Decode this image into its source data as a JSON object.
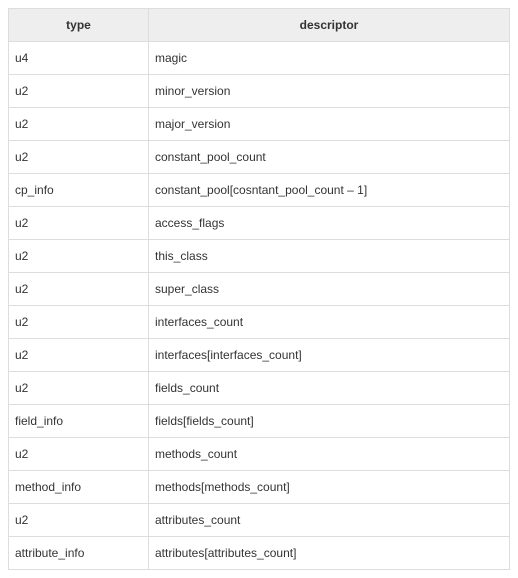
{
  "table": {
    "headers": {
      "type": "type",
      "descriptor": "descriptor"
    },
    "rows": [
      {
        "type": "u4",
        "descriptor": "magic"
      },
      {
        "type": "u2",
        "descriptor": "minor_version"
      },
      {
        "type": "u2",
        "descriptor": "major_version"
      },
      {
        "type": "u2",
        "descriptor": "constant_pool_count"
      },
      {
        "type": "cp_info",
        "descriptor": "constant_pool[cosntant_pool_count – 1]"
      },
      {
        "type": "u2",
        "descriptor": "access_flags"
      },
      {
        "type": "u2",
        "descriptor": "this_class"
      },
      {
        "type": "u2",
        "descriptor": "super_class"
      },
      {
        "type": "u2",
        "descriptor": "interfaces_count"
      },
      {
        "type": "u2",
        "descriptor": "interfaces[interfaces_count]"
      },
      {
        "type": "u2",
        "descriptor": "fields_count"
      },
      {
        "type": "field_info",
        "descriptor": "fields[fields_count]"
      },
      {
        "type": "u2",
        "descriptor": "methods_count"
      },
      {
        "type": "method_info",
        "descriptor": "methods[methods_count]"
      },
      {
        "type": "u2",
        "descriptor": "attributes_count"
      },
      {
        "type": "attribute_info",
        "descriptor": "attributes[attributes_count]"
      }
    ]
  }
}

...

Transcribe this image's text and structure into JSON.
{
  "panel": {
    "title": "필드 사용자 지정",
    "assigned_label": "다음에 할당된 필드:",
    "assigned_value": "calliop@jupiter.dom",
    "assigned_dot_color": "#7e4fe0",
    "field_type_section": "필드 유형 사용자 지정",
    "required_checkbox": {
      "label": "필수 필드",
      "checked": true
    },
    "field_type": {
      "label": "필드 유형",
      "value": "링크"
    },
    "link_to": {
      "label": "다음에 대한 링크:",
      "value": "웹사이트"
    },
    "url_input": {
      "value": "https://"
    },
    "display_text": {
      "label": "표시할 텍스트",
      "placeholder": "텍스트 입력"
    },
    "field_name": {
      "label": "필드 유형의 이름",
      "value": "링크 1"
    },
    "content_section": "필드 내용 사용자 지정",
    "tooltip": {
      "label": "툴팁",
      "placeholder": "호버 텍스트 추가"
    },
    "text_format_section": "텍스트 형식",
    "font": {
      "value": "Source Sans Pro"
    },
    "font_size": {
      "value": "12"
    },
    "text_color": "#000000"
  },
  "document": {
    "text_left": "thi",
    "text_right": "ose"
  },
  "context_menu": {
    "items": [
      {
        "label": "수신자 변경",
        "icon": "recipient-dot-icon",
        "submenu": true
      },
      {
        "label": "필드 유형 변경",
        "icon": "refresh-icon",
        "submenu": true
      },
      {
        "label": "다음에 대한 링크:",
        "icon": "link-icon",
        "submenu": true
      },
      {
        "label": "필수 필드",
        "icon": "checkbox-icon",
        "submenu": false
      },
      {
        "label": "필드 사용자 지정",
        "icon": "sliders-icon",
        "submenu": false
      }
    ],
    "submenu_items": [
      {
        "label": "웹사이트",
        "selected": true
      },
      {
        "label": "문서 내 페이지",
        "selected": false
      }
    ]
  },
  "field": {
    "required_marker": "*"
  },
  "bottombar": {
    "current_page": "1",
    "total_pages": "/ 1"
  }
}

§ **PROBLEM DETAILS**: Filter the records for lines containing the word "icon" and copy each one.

§ **RESPONSE BELOW**:
        "icon": "recipient-dot-icon",
        "icon": "refresh-icon",
        "icon": "link-icon",
        "icon": "checkbox-icon",
        "icon": "sliders-icon",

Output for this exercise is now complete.